This week, law enforcement throughout the country will observe National Police Week to honor fellow officers who have died in the line of duty.
One officer that will be honored is Montrell Jackson, the Baton Rouge police officer who was killed less than a week after the police-involved shooting of Alton Sterling. Days before his untimely death, Officer Jackson described on Facebook his unique struggles as a black police officer. He recounted the nasty looks he received: from communities that did not trust him when he was in uniform, and from other officers that considered him a threat when he was in plainclothes. His experience dramatizes the need for a Police Week that focuses not only on the officers who have been lost, but also on the changes that will improve community-police trust, as well as officer and public safety.
Unfortunately, Congress has chosen to spend this week considering redundant legislation that will only widen the gap between communities and law enforcement, without any added security benefit. These bills, the Thin Blue Line Act and the Probation Officer Protection Act of 2017, which are scheduled for a vote in the House this week, prioritize divisive political pandering over meaningful reform.
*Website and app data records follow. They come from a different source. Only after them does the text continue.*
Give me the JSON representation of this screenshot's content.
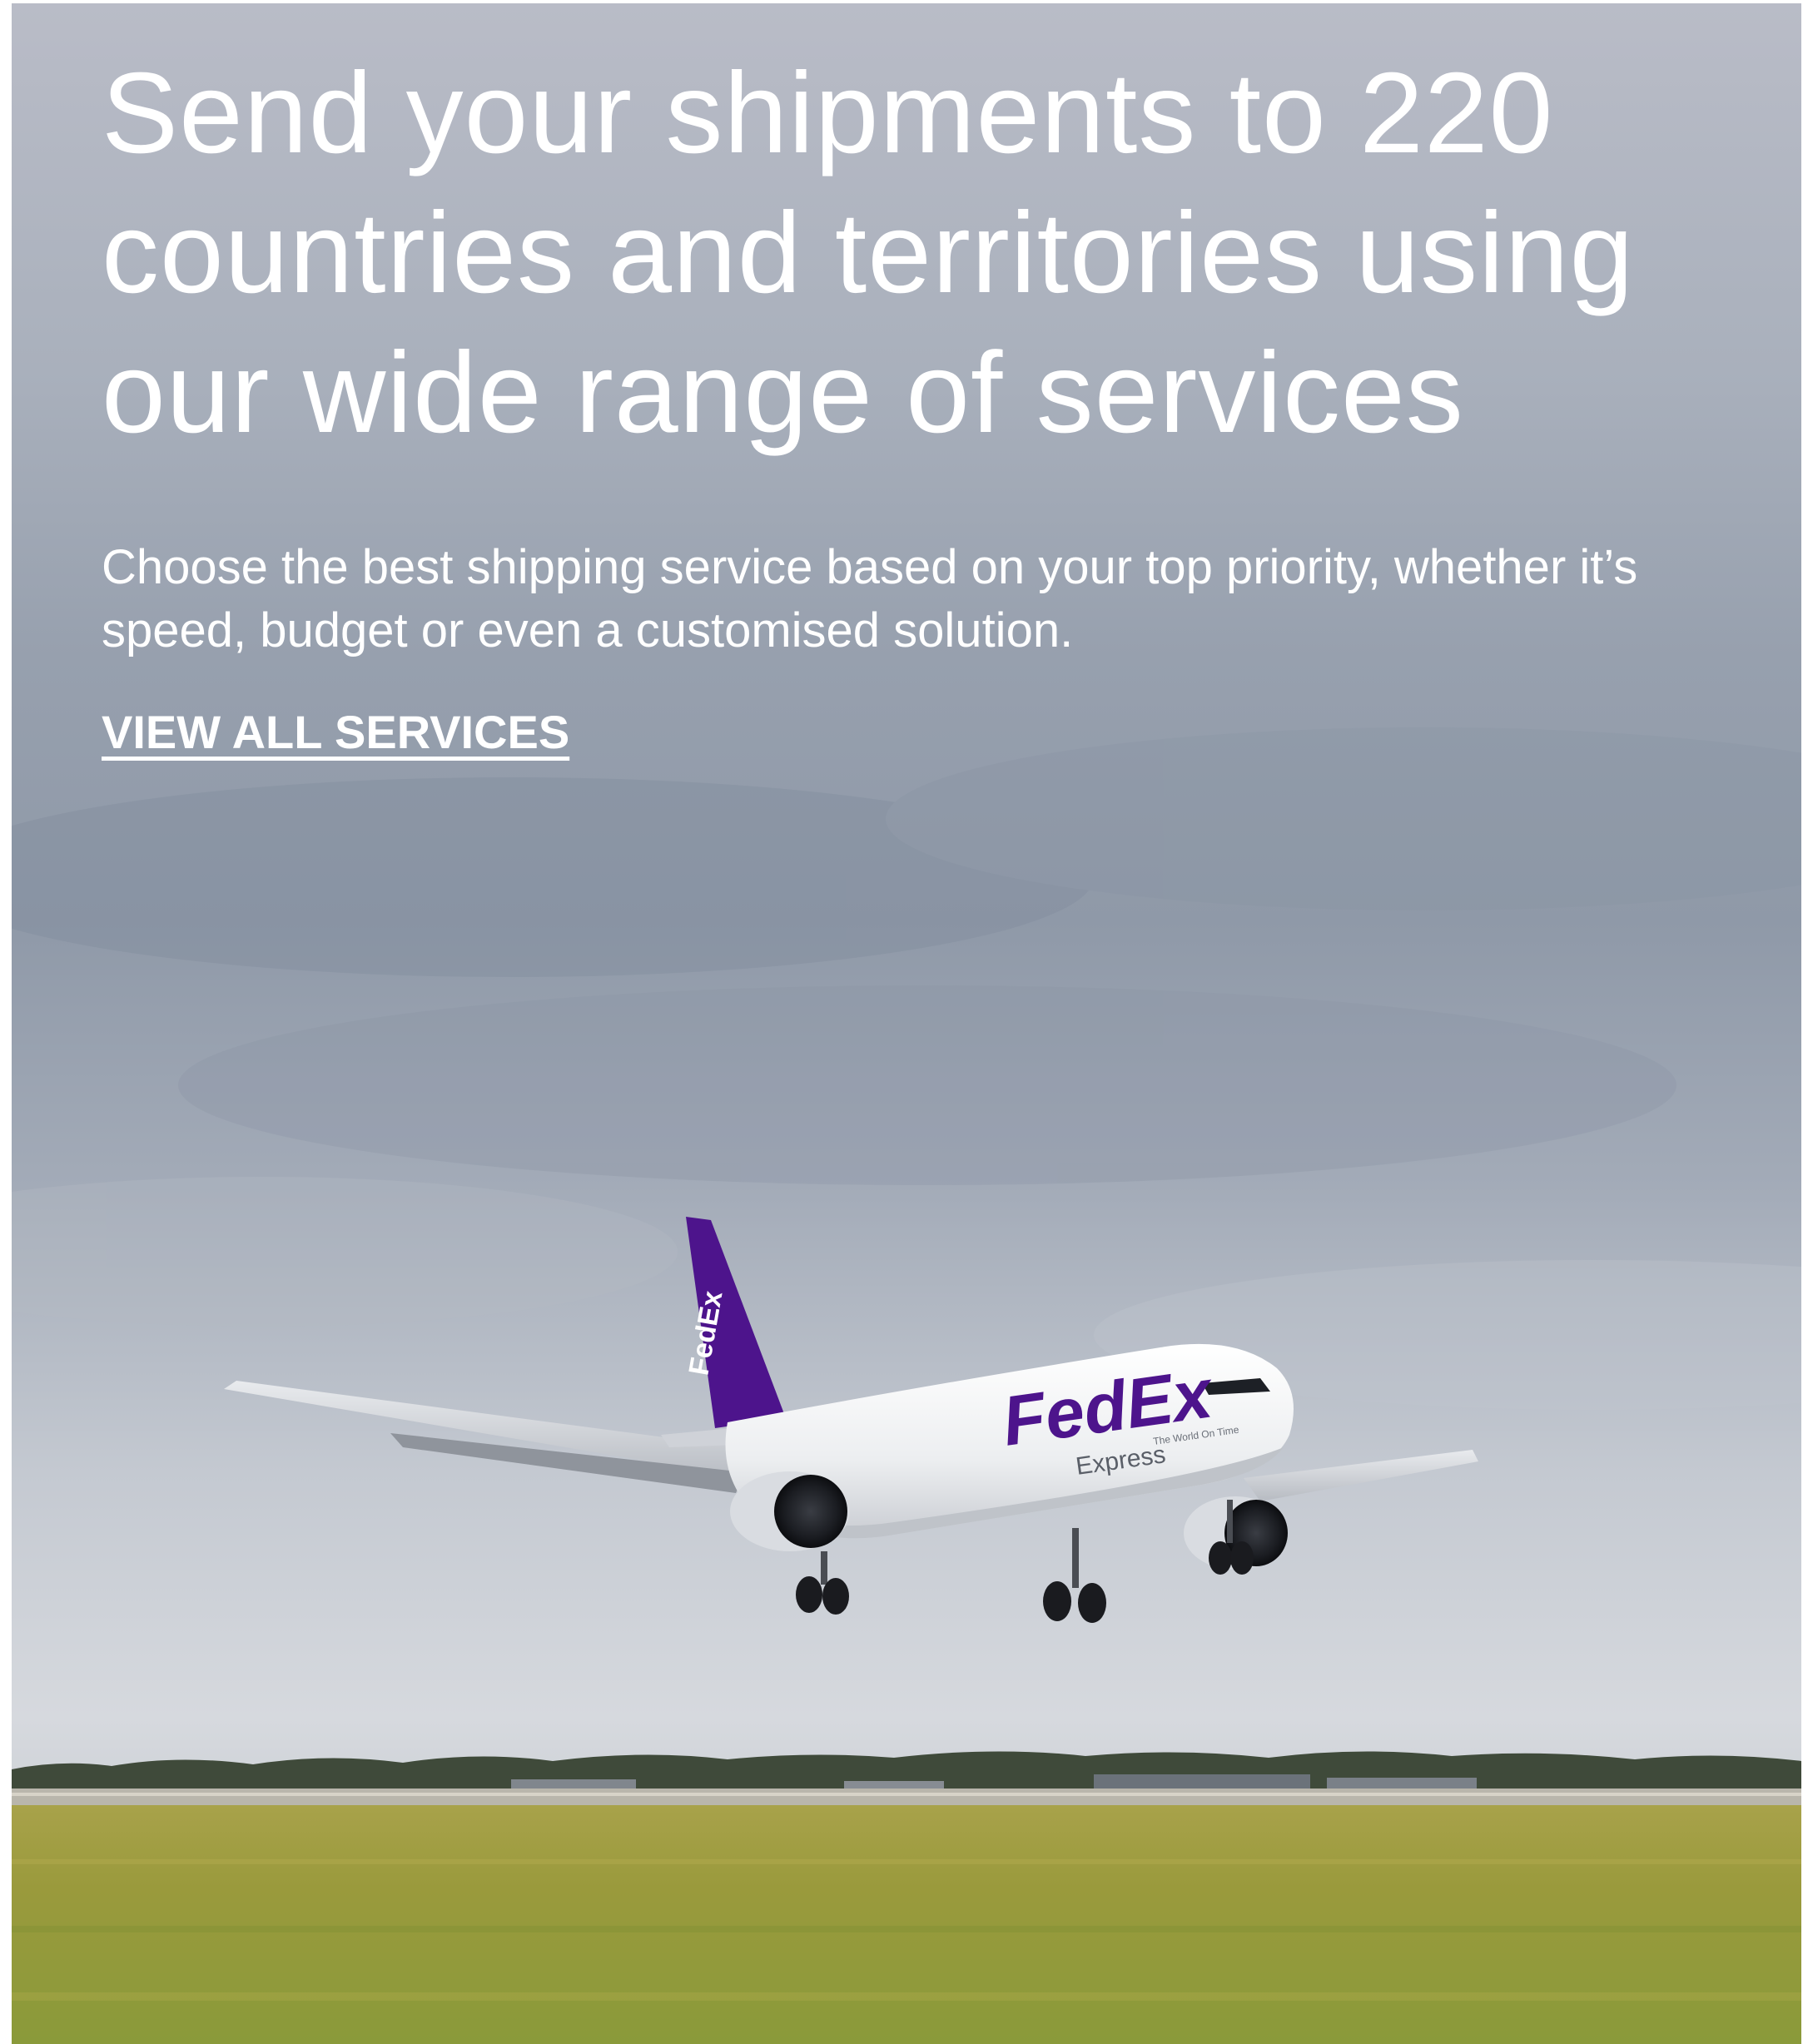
{
  "hero": {
    "headline": "Send your shipments to 220 countries and territories using our wide range of services",
    "subtext": "Choose the best shipping service based on your top priority, whether it’s speed, budget or even a customised solution.",
    "cta_label": "VIEW ALL SERVICES",
    "image": {
      "icon": "fedex-cargo-plane-landing",
      "livery_text": "FedEx",
      "livery_sub": "Express",
      "tail_text": "FedEx",
      "slogan": "The World On Time"
    }
  },
  "colors": {
    "fedex_purple": "#4d148c",
    "fedex_orange": "#ff6600",
    "text": "#ffffff"
  }
}
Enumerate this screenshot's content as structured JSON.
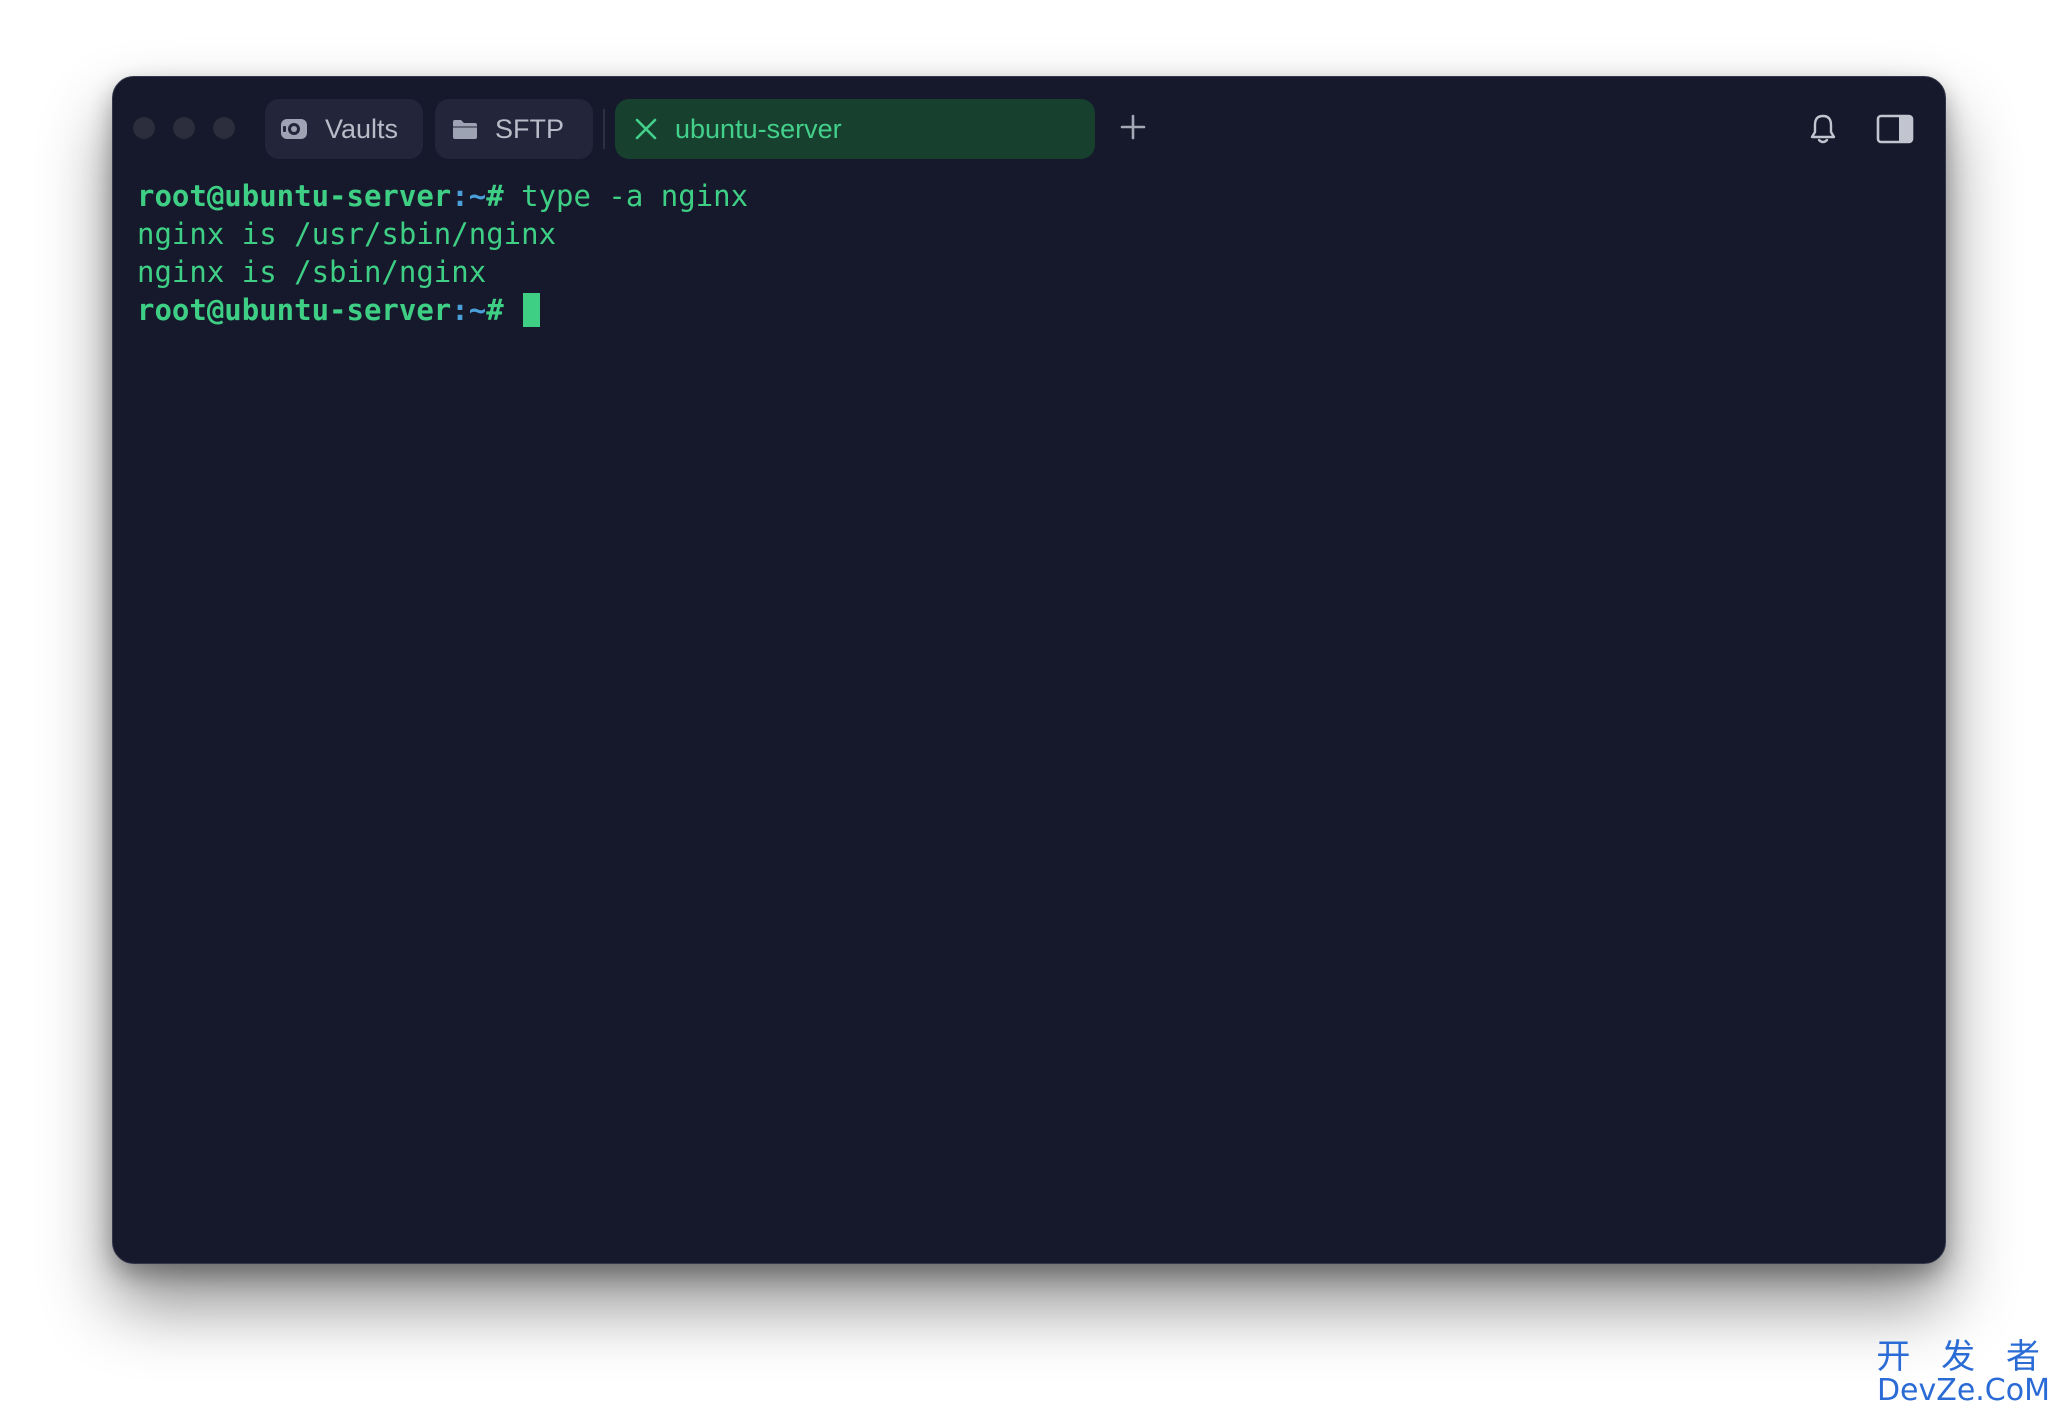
{
  "window": {
    "tabs": [
      {
        "label": "Vaults",
        "icon": "vault-icon"
      },
      {
        "label": "SFTP",
        "icon": "folder-icon"
      },
      {
        "label": "ubuntu-server",
        "icon": "close-icon",
        "active": true
      }
    ],
    "add_tab_icon": "plus-icon",
    "toolbar_icons": [
      "bell-icon",
      "sidebar-toggle-icon"
    ]
  },
  "terminal": {
    "lines": [
      {
        "prompt_user": "root@ubuntu-server",
        "prompt_sep": ":~",
        "prompt_hash": "#",
        "command": " type -a nginx"
      },
      {
        "output": "nginx is /usr/sbin/nginx"
      },
      {
        "output": "nginx is /sbin/nginx"
      },
      {
        "prompt_user": "root@ubuntu-server",
        "prompt_sep": ":~",
        "prompt_hash": "#",
        "command": " "
      }
    ]
  },
  "watermark": {
    "cn": "开 发 者",
    "en": "DevZe.CoM"
  },
  "colors": {
    "background": "#16182b",
    "accent_green": "#3ecf85",
    "active_tab_bg": "#17402f",
    "path_blue": "#4a9fd9",
    "watermark_blue": "#2a6bd6"
  }
}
Read the full article here.
Read LDF’s letter of opposition to the Thin Blue Line Act here.